* _Task objective_
Among the records that follow, count the lines where "number" appears, and state the count by itself.

- Opening Delimiter -

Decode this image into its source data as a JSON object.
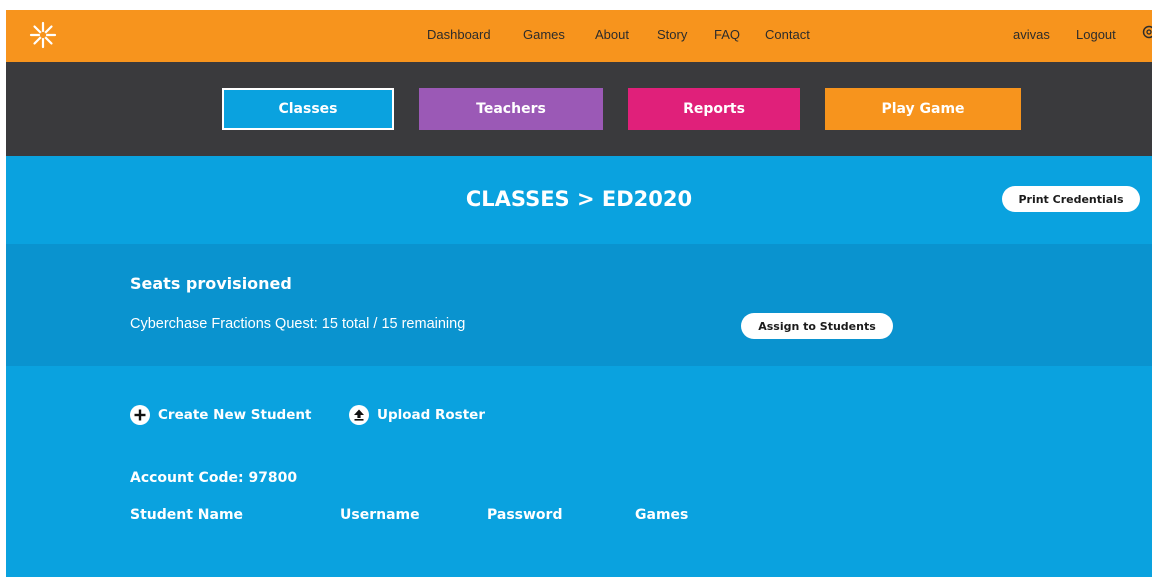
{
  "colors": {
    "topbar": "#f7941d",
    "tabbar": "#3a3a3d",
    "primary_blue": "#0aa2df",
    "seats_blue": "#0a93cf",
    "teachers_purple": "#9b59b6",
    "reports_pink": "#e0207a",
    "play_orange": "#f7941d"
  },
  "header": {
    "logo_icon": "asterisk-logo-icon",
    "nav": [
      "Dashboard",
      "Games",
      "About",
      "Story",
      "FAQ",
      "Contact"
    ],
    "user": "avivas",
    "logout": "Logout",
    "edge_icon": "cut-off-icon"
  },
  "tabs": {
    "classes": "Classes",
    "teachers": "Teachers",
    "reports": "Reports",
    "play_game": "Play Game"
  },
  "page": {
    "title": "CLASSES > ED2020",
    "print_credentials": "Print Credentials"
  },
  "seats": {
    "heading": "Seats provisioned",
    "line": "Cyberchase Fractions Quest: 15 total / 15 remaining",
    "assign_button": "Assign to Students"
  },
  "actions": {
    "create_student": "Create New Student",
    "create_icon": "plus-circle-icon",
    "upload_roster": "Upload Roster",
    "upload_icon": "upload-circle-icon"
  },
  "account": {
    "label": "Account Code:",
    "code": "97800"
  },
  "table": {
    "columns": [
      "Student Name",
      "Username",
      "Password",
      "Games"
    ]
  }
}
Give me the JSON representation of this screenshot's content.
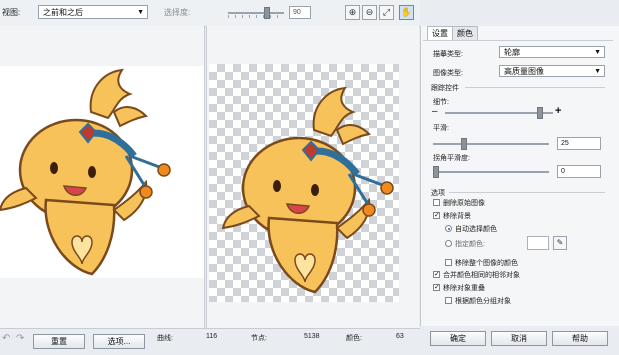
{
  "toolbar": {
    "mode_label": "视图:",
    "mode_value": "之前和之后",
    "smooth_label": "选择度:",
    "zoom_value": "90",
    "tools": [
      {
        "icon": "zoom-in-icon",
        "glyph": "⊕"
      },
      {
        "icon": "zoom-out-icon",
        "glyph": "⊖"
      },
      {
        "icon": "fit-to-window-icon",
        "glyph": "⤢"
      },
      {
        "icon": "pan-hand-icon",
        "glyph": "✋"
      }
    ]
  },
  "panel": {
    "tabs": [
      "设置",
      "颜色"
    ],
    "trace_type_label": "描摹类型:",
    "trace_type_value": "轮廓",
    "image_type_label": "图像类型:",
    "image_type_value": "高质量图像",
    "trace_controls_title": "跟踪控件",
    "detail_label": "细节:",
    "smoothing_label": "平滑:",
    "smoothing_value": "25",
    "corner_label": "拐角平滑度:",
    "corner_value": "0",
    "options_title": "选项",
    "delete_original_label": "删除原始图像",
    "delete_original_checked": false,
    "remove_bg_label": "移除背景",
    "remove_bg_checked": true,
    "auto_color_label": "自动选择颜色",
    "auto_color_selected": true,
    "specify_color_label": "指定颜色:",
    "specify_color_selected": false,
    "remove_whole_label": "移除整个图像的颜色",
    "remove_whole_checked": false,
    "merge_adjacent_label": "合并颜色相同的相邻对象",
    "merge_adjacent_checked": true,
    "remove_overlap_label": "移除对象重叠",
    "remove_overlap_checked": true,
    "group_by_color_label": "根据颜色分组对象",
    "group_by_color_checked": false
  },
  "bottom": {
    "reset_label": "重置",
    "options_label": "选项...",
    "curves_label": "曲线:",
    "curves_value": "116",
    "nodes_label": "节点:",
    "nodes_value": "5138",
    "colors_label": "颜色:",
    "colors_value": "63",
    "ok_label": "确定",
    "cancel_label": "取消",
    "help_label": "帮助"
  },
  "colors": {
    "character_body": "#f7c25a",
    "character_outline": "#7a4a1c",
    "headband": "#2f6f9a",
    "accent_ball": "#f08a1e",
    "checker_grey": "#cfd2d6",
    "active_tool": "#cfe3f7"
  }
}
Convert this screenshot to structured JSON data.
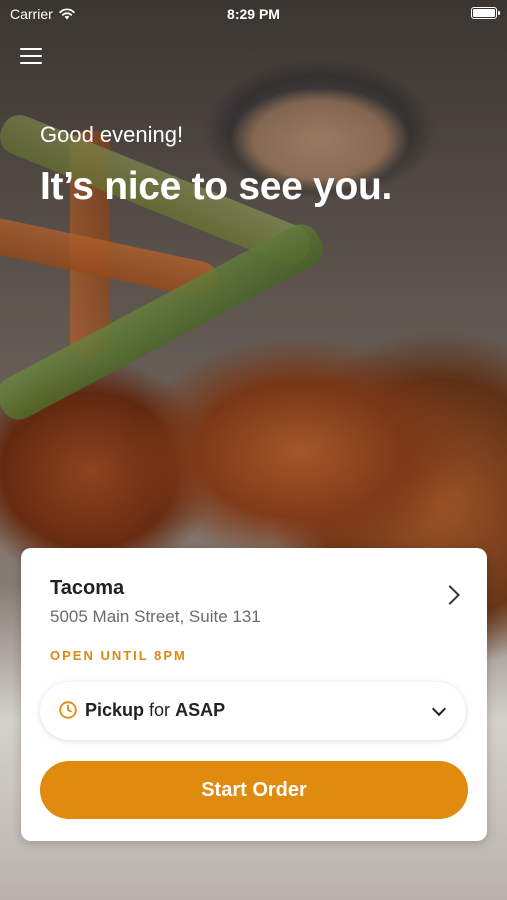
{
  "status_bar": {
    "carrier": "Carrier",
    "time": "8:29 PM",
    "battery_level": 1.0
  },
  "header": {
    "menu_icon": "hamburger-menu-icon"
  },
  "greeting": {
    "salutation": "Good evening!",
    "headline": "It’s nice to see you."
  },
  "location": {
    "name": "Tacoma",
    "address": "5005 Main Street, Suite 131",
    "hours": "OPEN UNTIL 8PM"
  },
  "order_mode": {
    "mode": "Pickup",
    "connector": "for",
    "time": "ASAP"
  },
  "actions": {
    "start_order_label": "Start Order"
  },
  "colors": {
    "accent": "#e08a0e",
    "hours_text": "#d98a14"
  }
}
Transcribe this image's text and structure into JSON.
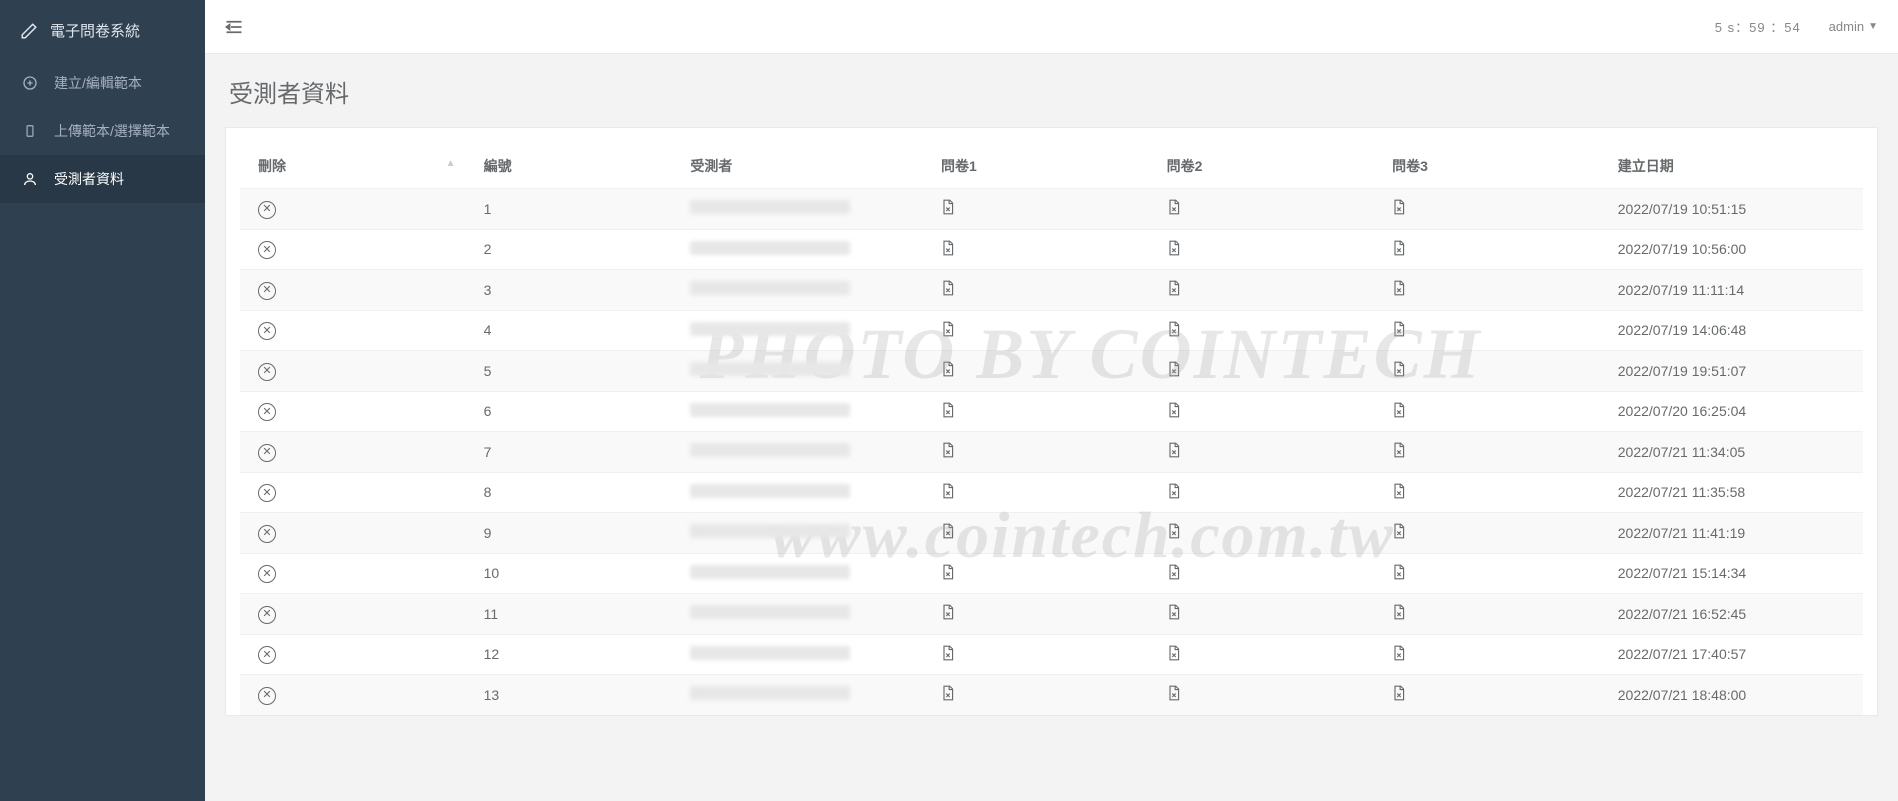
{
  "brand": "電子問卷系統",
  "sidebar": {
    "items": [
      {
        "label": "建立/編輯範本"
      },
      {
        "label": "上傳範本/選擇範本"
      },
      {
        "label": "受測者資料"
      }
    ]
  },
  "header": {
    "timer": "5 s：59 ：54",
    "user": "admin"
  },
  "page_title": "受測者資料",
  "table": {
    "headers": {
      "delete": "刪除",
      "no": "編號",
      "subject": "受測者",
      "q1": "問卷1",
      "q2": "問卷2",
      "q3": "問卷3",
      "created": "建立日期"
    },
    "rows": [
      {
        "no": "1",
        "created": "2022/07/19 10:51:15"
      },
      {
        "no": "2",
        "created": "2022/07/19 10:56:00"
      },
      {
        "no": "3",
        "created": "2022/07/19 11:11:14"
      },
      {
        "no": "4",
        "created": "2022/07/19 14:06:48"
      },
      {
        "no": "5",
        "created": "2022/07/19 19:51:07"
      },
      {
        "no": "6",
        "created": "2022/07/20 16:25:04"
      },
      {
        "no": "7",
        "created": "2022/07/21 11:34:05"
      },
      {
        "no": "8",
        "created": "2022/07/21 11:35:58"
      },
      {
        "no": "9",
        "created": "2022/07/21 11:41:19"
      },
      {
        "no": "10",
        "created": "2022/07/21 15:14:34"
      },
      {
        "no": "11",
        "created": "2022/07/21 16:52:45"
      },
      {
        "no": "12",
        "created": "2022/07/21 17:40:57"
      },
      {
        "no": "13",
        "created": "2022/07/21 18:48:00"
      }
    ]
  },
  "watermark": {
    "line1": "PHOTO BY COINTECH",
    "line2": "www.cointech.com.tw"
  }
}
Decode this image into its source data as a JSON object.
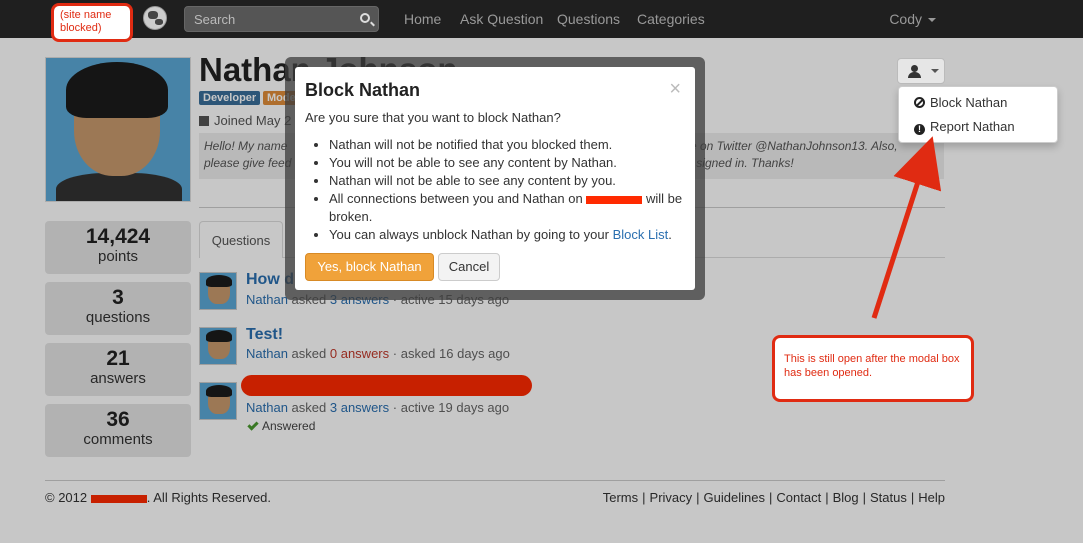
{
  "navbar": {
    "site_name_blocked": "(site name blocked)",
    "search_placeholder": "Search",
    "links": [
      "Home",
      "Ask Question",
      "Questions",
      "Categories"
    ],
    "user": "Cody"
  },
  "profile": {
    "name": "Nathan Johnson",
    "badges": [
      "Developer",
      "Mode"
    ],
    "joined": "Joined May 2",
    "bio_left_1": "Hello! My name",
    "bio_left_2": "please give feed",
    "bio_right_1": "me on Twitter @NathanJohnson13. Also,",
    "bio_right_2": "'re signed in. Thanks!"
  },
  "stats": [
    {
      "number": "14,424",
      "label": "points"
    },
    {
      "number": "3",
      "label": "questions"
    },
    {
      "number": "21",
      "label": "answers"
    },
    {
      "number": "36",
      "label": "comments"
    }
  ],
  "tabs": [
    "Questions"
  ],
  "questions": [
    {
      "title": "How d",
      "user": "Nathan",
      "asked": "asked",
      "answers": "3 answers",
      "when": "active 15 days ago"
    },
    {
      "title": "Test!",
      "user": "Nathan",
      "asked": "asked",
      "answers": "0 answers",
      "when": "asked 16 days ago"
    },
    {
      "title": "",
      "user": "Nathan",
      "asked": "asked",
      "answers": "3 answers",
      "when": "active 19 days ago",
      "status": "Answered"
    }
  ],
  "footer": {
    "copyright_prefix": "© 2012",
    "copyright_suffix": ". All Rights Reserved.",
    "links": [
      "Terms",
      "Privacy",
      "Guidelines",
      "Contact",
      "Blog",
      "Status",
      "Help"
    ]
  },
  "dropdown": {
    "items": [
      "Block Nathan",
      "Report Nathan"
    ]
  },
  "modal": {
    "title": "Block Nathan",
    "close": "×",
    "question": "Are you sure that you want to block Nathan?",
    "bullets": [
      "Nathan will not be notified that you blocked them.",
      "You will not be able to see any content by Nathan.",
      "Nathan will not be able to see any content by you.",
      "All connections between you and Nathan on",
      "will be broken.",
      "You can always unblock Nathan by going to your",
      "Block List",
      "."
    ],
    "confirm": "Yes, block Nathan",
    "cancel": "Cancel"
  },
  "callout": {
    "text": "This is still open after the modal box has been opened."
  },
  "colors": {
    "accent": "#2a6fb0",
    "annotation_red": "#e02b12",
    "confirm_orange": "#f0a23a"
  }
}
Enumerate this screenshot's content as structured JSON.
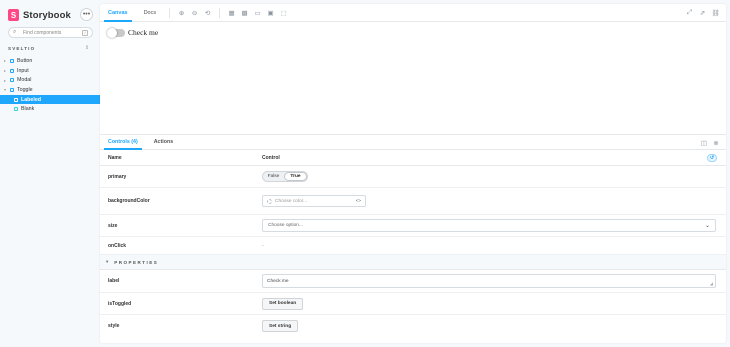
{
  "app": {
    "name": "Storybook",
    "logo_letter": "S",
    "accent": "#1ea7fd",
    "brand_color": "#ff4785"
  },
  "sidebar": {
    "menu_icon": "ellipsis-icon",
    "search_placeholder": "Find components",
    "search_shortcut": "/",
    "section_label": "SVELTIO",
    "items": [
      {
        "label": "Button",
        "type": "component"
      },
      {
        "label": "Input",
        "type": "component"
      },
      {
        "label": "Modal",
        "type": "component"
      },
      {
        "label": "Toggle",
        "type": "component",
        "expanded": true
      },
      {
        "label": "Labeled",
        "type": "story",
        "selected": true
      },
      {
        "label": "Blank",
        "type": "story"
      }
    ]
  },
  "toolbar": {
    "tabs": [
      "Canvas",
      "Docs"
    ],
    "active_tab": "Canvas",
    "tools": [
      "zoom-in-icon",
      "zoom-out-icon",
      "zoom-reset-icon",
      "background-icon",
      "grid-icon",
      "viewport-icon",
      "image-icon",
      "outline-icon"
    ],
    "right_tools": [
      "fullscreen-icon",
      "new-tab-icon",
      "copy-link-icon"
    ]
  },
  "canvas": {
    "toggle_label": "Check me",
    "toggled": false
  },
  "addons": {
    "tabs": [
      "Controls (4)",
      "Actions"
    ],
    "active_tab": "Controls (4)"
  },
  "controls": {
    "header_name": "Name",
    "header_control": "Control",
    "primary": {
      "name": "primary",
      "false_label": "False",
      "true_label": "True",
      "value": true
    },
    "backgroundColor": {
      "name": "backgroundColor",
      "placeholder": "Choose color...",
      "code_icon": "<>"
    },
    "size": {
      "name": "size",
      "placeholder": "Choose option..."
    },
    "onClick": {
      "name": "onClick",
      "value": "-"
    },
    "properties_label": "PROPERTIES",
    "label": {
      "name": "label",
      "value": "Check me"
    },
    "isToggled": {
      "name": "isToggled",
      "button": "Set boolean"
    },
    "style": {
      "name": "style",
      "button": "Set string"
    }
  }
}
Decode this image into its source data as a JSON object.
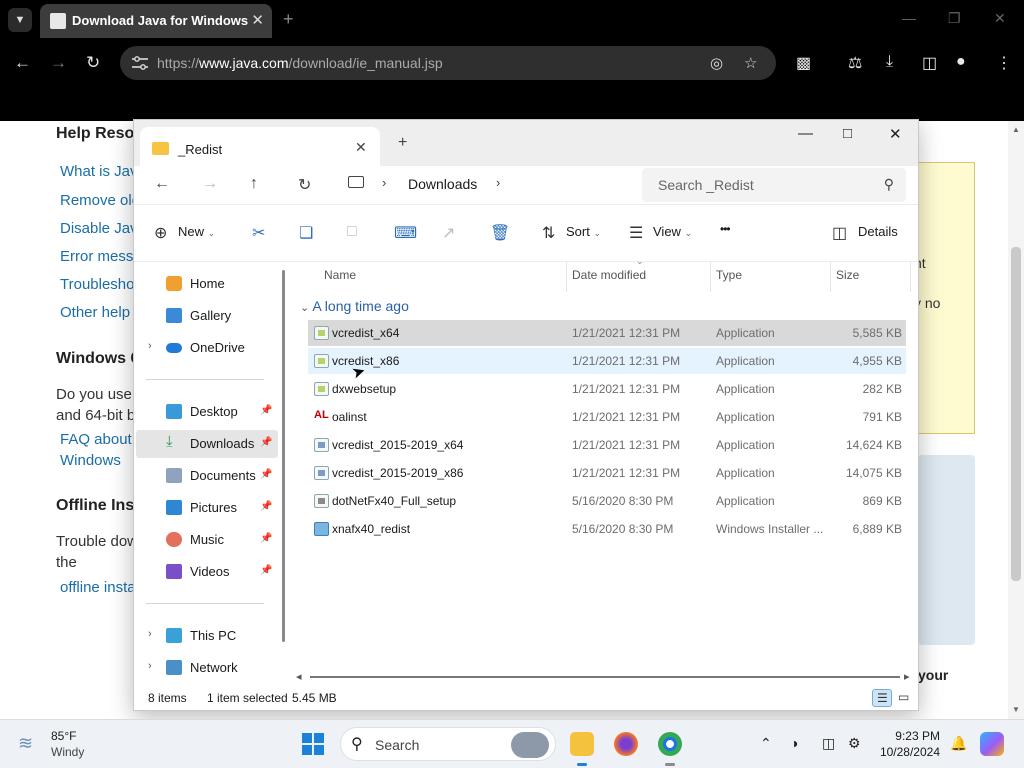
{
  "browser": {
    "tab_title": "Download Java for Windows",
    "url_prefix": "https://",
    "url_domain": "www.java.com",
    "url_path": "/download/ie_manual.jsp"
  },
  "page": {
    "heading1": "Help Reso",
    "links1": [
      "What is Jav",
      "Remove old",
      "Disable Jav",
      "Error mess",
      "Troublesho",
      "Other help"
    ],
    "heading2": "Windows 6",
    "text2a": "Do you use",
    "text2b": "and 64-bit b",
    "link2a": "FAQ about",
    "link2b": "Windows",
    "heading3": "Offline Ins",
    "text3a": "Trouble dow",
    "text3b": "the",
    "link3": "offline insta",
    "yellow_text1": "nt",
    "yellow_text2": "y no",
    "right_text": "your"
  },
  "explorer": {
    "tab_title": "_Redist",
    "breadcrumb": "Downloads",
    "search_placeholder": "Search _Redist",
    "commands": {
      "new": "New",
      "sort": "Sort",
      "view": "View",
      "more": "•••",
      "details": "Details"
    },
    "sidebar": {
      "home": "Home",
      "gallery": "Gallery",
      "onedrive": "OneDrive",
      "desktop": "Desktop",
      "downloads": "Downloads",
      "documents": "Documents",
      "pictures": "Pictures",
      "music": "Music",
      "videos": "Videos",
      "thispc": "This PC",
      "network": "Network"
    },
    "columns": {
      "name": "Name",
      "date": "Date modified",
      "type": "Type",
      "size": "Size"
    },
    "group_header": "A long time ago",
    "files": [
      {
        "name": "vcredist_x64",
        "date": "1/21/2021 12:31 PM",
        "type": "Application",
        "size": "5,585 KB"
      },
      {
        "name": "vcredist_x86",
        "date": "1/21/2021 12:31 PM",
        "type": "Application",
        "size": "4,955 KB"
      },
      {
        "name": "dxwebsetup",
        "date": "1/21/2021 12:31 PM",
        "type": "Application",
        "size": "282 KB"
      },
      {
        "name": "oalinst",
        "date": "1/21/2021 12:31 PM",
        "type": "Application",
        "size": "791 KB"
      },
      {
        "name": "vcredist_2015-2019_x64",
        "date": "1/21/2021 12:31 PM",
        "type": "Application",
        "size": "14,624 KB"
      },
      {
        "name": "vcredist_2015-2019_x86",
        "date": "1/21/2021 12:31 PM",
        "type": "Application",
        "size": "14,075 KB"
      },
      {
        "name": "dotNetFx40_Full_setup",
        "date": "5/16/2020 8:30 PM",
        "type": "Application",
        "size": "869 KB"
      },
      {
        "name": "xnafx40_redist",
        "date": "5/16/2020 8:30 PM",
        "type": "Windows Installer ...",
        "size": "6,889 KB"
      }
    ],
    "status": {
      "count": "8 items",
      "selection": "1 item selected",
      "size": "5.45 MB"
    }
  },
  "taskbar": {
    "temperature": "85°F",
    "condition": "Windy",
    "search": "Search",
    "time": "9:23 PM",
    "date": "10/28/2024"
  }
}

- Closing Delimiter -

* _Output for this task_
4